3 cases of post-operative PNC who we felt were symptomatic from PNC. With administration of high-flow nasal cannula (HFNC), all patients improved both clinically and radiographically within a few hours, faster than in both anecdotal experience and published trials. Due to its steady FiO2 administration, positive pressure, comfort, and low side-effect profile, HFNC may be the ideal mode of oxygen delivery in PNC. We present a review of the physiology of PNC and the characteristics of several oxygen delivery systems to build a case for HFNC in this disease process 3).
Two cases of awake craniotomy with Monitored anesthesia care (MAC) using high flow nasal cannula (HFNC) and oxygen reserve index (ORi). Gook et al. adjusted the fraction of inspired oxygen of the HFNC according to the ORi level. The patient underwent successful awake craniotomy without a desaturation event or additional airway intervention.
Combined HFNC and ORi monitoring may provide adequate oxygen reserves in patients undergoing awake craniotomy 4).
Super obesity with a body mass index (BMI) >50 kg/m2 presents a challenge for the neuroanesthesiologist during awake craniotomy procedures and poses increased perioperative risk of complications, even vis-à-vis morbid obesity. This article presents a super obese patient (BMI 57 kg/m2) with drug-refractory epilepsy and obstructive sleep apnea who underwent left anterior temporal lobectomy through awake craniotomy to preserve language and memory, using warmed humidified high flow nasal cannula (HFNC) oxygen therapy. Awake craniotomy was facilitated by the use of HFNC, which proved essential to prevent airway collapse by creating continuous positive airway pressure through high flow and facilitated intraoperative neurologic language and memory testing while maintaining adequate oxygenation 5).

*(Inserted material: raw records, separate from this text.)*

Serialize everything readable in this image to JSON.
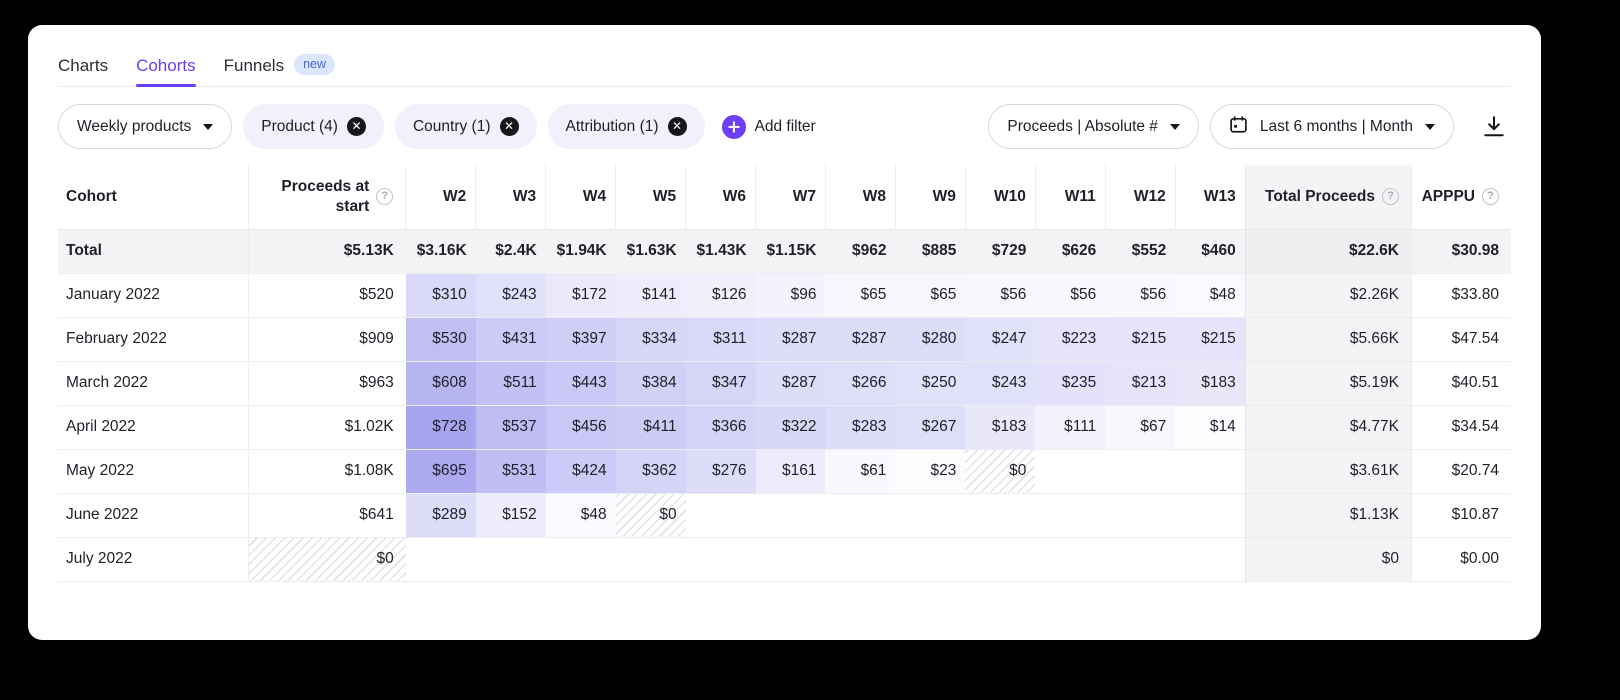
{
  "tabs": [
    {
      "label": "Charts",
      "active": false,
      "badge": null
    },
    {
      "label": "Cohorts",
      "active": true,
      "badge": null
    },
    {
      "label": "Funnels",
      "active": false,
      "badge": "new"
    }
  ],
  "toolbar": {
    "dataset_select": "Weekly products",
    "chips": [
      {
        "label": "Product (4)"
      },
      {
        "label": "Country (1)"
      },
      {
        "label": "Attribution (1)"
      }
    ],
    "add_filter_label": "Add filter",
    "metric_select": "Proceeds | Absolute #",
    "date_select": "Last 6 months | Month",
    "download_label": "download-report"
  },
  "accent_color": "#6c3ef4",
  "heat_color": "#6f6ae6",
  "table": {
    "columns": {
      "cohort": "Cohort",
      "start_line1": "Proceeds at",
      "start_line2": "start",
      "weeks": [
        "W2",
        "W3",
        "W4",
        "W5",
        "W6",
        "W7",
        "W8",
        "W9",
        "W10",
        "W11",
        "W12",
        "W13"
      ],
      "total": "Total Proceeds",
      "apppu": "APPPU"
    },
    "rows": [
      {
        "cohort": "Total",
        "is_total": true,
        "start": "$5.13K",
        "start_hatch": false,
        "weeks": [
          "$3.16K",
          "$2.4K",
          "$1.94K",
          "$1.63K",
          "$1.43K",
          "$1.15K",
          "$962",
          "$885",
          "$729",
          "$626",
          "$552",
          "$460"
        ],
        "heat": [
          0,
          0,
          0,
          0,
          0,
          0,
          0,
          0,
          0,
          0,
          0,
          0
        ],
        "hatch": [
          false,
          false,
          false,
          false,
          false,
          false,
          false,
          false,
          false,
          false,
          false,
          false
        ],
        "total": "$22.6K",
        "apppu": "$30.98"
      },
      {
        "cohort": "January 2022",
        "is_total": false,
        "start": "$520",
        "start_hatch": false,
        "weeks": [
          "$310",
          "$243",
          "$172",
          "$141",
          "$126",
          "$96",
          "$65",
          "$65",
          "$56",
          "$56",
          "$56",
          "$48"
        ],
        "heat": [
          0.41,
          0.32,
          0.23,
          0.19,
          0.17,
          0.13,
          0.09,
          0.09,
          0.08,
          0.08,
          0.08,
          0.07
        ],
        "hatch": [
          false,
          false,
          false,
          false,
          false,
          false,
          false,
          false,
          false,
          false,
          false,
          false
        ],
        "total": "$2.26K",
        "apppu": "$33.80"
      },
      {
        "cohort": "February 2022",
        "is_total": false,
        "start": "$909",
        "start_hatch": false,
        "weeks": [
          "$530",
          "$431",
          "$397",
          "$334",
          "$311",
          "$287",
          "$287",
          "$280",
          "$247",
          "$223",
          "$215",
          "$215"
        ],
        "heat": [
          0.7,
          0.57,
          0.53,
          0.45,
          0.42,
          0.38,
          0.38,
          0.38,
          0.33,
          0.3,
          0.29,
          0.29
        ],
        "hatch": [
          false,
          false,
          false,
          false,
          false,
          false,
          false,
          false,
          false,
          false,
          false,
          false
        ],
        "total": "$5.66K",
        "apppu": "$47.54"
      },
      {
        "cohort": "March 2022",
        "is_total": false,
        "start": "$963",
        "start_hatch": false,
        "weeks": [
          "$608",
          "$511",
          "$443",
          "$384",
          "$347",
          "$287",
          "$266",
          "$250",
          "$243",
          "$235",
          "$213",
          "$183"
        ],
        "heat": [
          0.81,
          0.68,
          0.59,
          0.51,
          0.46,
          0.38,
          0.36,
          0.33,
          0.32,
          0.31,
          0.29,
          0.25
        ],
        "hatch": [
          false,
          false,
          false,
          false,
          false,
          false,
          false,
          false,
          false,
          false,
          false,
          false
        ],
        "total": "$5.19K",
        "apppu": "$40.51"
      },
      {
        "cohort": "April 2022",
        "is_total": false,
        "start": "$1.02K",
        "start_hatch": false,
        "weeks": [
          "$728",
          "$537",
          "$456",
          "$411",
          "$366",
          "$322",
          "$283",
          "$267",
          "$183",
          "$111",
          "$67",
          "$14"
        ],
        "heat": [
          0.97,
          0.72,
          0.61,
          0.55,
          0.49,
          0.43,
          0.38,
          0.36,
          0.25,
          0.15,
          0.09,
          0.02
        ],
        "hatch": [
          false,
          false,
          false,
          false,
          false,
          false,
          false,
          false,
          false,
          false,
          false,
          false
        ],
        "total": "$4.77K",
        "apppu": "$34.54"
      },
      {
        "cohort": "May 2022",
        "is_total": false,
        "start": "$1.08K",
        "start_hatch": false,
        "weeks": [
          "$695",
          "$531",
          "$424",
          "$362",
          "$276",
          "$161",
          "$61",
          "$23",
          "$0",
          null,
          null,
          null
        ],
        "heat": [
          0.93,
          0.71,
          0.57,
          0.48,
          0.37,
          0.21,
          0.08,
          0.03,
          0,
          0,
          0,
          0
        ],
        "hatch": [
          false,
          false,
          false,
          false,
          false,
          false,
          false,
          false,
          true,
          false,
          false,
          false
        ],
        "total": "$3.61K",
        "apppu": "$20.74"
      },
      {
        "cohort": "June 2022",
        "is_total": false,
        "start": "$641",
        "start_hatch": false,
        "weeks": [
          "$289",
          "$152",
          "$48",
          "$0",
          null,
          null,
          null,
          null,
          null,
          null,
          null,
          null
        ],
        "heat": [
          0.38,
          0.2,
          0.06,
          0,
          0,
          0,
          0,
          0,
          0,
          0,
          0,
          0
        ],
        "hatch": [
          false,
          false,
          false,
          true,
          false,
          false,
          false,
          false,
          false,
          false,
          false,
          false
        ],
        "total": "$1.13K",
        "apppu": "$10.87"
      },
      {
        "cohort": "July 2022",
        "is_total": false,
        "start": "$0",
        "start_hatch": true,
        "weeks": [
          null,
          null,
          null,
          null,
          null,
          null,
          null,
          null,
          null,
          null,
          null,
          null
        ],
        "heat": [
          0,
          0,
          0,
          0,
          0,
          0,
          0,
          0,
          0,
          0,
          0,
          0
        ],
        "hatch": [
          false,
          false,
          false,
          false,
          false,
          false,
          false,
          false,
          false,
          false,
          false,
          false
        ],
        "total": "$0",
        "apppu": "$0.00"
      }
    ]
  }
}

A patient who developed HFNC-induced tension pneumocephalus from an unrecognized skull base fracture. Physicians should be cautious when applying HFNC to patients with suspected skull base or paranasal sinus fracture, especially when applying a higher flow rate 6).
Smith SC, Burbridge M, Jaffe R. High Flow Nasal Cannula, A Novel Approach to Airway Management in Awake Craniotomies. J Neurosurg Anesthesiol. 2018 Oct;30(4):382. doi: 10.1097/ANA.0000000000000447. PMID: 28737566.
A 32-year-old man with severe pulmonary arterial hypertension and Eisenmenger syndrome secondary to congenital ventricular septal defects presented for ventriculoperitoneal shunt insertion. Consultation between surgical and anesthesia teams acknowledged the extreme risk of performing this case, but given ongoing symptoms related to increased intracranial pressure from a large third ventricle colloid cyst, the case was deemed urgent. After a full discussion with the patient, including an explanation of anesthetic expectations and perioperative risks, the case was performed under monitored anesthesia care. Anesthetic management included high-flow nasal cannula oxygen with capnography and arterial blood pressure monitoring, dexmedetomidine infusion, boluses of midazolam and ketamine, and local anesthetic infiltration of the cranial and abdominal incisions as well as the catheter track. Hemodynamic support was provided with an epinephrine infusion, small vasopressin boluses, and inhaled nitric oxide. The patient recovered without any significant problems and was discharged home on postoperative day 3 7).